Hmmm… 93,000 hopeful fans show up to watch a troubled team practice, but only 25,000 show up to celebrate the Tide’s ascension to pigskin glory. Could it be that the “process is sweeter than having arrived?” I think so. What a shame to experience the letdown of arriving, having missed the beauty of the journey.
And with those five lessons, I will officially step off the ledge and close the door on this tremendous college football season. See you in August. Roll Tide.
Posted on 07. Dec, 2009 by Brett.
It’s December. You’ve got 11 months to look back and reflect on…
- What one word would you use to describe this past year for you?
- What goals did you set in 2009?
- What goals did you accomplish in 2009?
- What did you learn about yourself in 2009?
- What/who held you back in 2009?
Maybe 2009 was a great year for you. Maybe it was a total bust. Guess what? It doesn’t matter. It’s ancient history now. You know what does matter?
Yep, Lord willing, you’ll have another year to learn, grow, and make a difference. For the next year…
- What goals are you setting in 2010? (For help, check this out)
- What one change in your life would radically change everything?
- What books will you read in 2010?
- Who could you enlist as spiritual or professional mentors?
- In your career, what 3-5 things can you stop doing to focus more on your gifting?

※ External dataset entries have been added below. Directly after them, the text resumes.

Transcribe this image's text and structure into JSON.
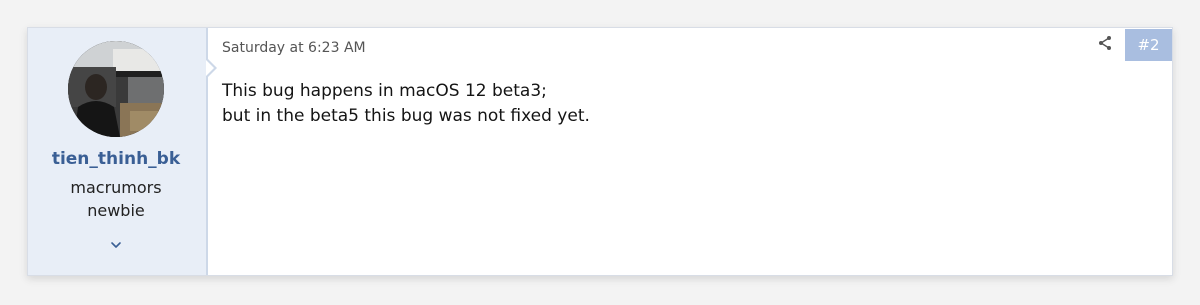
{
  "post": {
    "author": {
      "username": "tien_thinh_bk",
      "title_line1": "macrumors",
      "title_line2": "newbie",
      "avatar_icon": "user-avatar-photo",
      "expand_icon": "chevron-down-icon"
    },
    "date": "Saturday at 6:23 AM",
    "body_lines": [
      "This bug happens in macOS 12 beta3;",
      "but in the beta5 this bug was not fixed yet."
    ],
    "share_icon": "share-icon",
    "post_number": "#2"
  },
  "colors": {
    "page_background": "#f3f3f3",
    "user_panel_background": "#e8eef7",
    "username": "#3a5f95",
    "post_number_badge": "#a9bee0"
  }
}
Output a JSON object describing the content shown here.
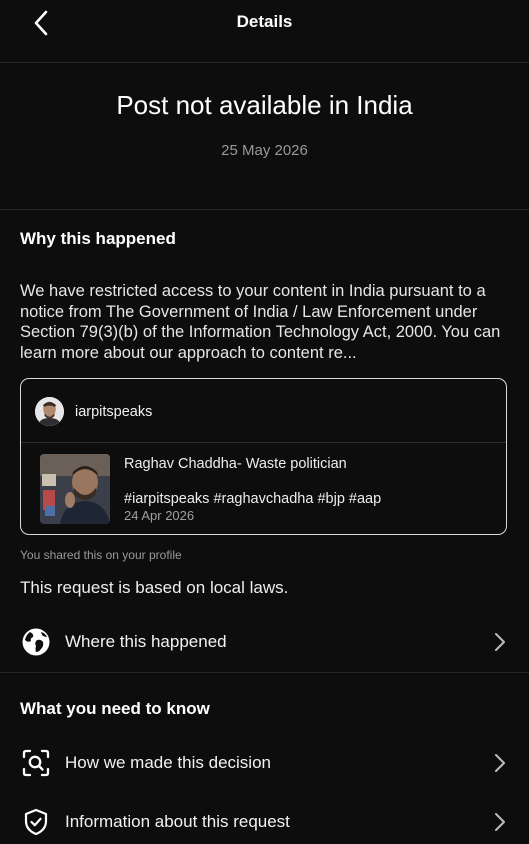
{
  "header": {
    "title": "Details",
    "back_icon": "chevron-left-icon"
  },
  "hero": {
    "title": "Post not available in India",
    "date": "25 May 2026"
  },
  "why": {
    "heading": "Why this happened",
    "body": "We have restricted access to your content in India pursuant to a notice from The Government of India / Law Enforcement under Section 79(3)(b) of the Information Technology Act, 2000. You can learn more about our approach to content re..."
  },
  "post_card": {
    "username": "iarpitspeaks",
    "caption": "Raghav Chaddha- Waste politician",
    "hashtags": "#iarpitspeaks #raghavchadha #bjp #aap",
    "date": "24 Apr 2026"
  },
  "shared_note": "You shared this on your profile",
  "local_laws": "This request is based on local laws.",
  "where_row": {
    "label": "Where this happened",
    "icon": "globe-icon"
  },
  "need_to_know": {
    "heading": "What you need to know",
    "items": [
      {
        "label": "How we made this decision",
        "icon": "scan-search-icon"
      },
      {
        "label": "Information about this request",
        "icon": "shield-check-icon"
      }
    ]
  },
  "colors": {
    "background": "#0d0d0d",
    "text": "#f2f2f2",
    "muted": "#9a9a9a",
    "divider": "#262626"
  }
}
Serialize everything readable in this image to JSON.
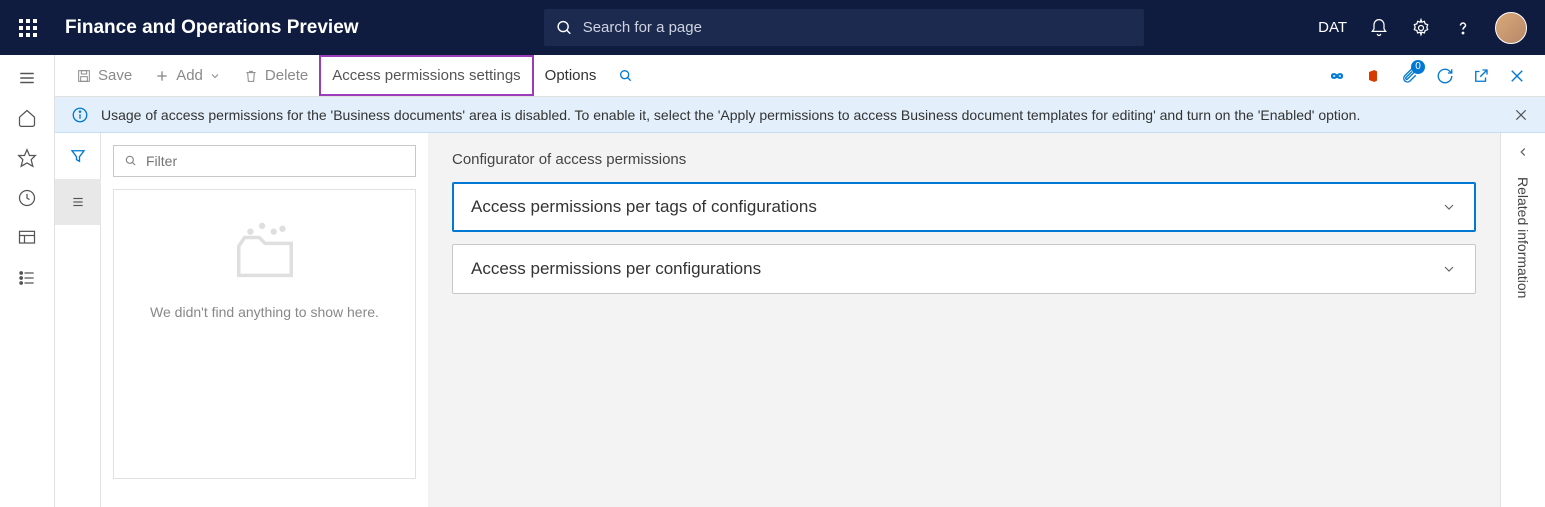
{
  "topnav": {
    "app_title": "Finance and Operations Preview",
    "search_placeholder": "Search for a page",
    "company": "DAT"
  },
  "cmdbar": {
    "save": "Save",
    "add": "Add",
    "delete": "Delete",
    "access_permissions": "Access permissions settings",
    "options": "Options",
    "attachment_badge": "0"
  },
  "infobar": {
    "message": "Usage of access permissions for the 'Business documents' area is disabled. To enable it, select the 'Apply permissions to access Business document templates for editing' and turn on the 'Enabled' option."
  },
  "list": {
    "filter_placeholder": "Filter",
    "empty_text": "We didn't find anything to show here."
  },
  "main": {
    "title": "Configurator of access permissions",
    "accordion1": "Access permissions per tags of configurations",
    "accordion2": "Access permissions per configurations"
  },
  "right": {
    "label": "Related information"
  }
}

What would happen if you lived the next year on purpose? What would happen if you cut out 30% of random, unintentional, cruise-control living? What if you actually took this list of questions and…
- Prayed about it
- Typed out your responses
- Printed it
- Hung it over your desk at work
What would happen?
Posted on 16. Nov, 2009 by Brett.
If your English sucks…
If you come from the hood…
If you’re fat or short or ugly…
If your family is full of crazies…
If you don’t have the right clothes…
If you only have a high school degree…
If you aren’t experienced enough in your field…
If you’re really pretty and everyone thinks you’re stuck up…
If you’re from the south and people think you’re an ignorant redneck…
Low expectations can pave a road of despair…
or one heck of a RUNWAY…
Depends on how you look at it.
That’s the thing about low expectations.
(See also I Peter 4:13)
Posted on 28. Oct, 2009 by Brett.
A half-built house doesn’t interest me. Bare wooden planks slung together on an ugly construction site littered with Mountain Dew bottles and cigarette butts. Nothing special there. A brand new, finished home is something to pull over and check out. A house-in-the-making? Not so much.
Yet I’ve noticed a few of my newlywed friends on Facebook who post picture after picture of their new homes during construction.
Oh look! Here’s a picture of the grassy lot before construction begins.
And here’s a picture of the foundation–an exciting concrete slab sitting inspiringly on some exquisite dirt.
Oooooo…. Ahhhhhh….. Diiiiiiiiirt…..
Here’s a picture of the house’s wooden frame, the skeleton of the house.
But I’ve never marveled at the dry bones of a human skeleton. Same with house frames.
Yet to the newlyweds, it’s all beautiful. Beautiful empty lot. Beautiful concrete slab. Beautiful dirt. Beautiful skeleton. So beautiful, they want to showcase it to their 1000 Facebook friends.
Because it’s theirs.
It belongs to them. They own it. Ownership.
I could care less about anonymous 2-by-4’s and dirt. But to the owner, it’s an inspiring representation of future and family and warm home-i-ness. They care immensely about those 2-by-4’s.
Humans value things they own. People magically begin caring when they have some skin in the game. I think businesses, churches, and even families forget this. If you’ve got people that just don’t care, they probably don’t have any ownership in the process. Figure out a way to make the wood and the nails and the dirt theirs, and they’ll wake up and take notice.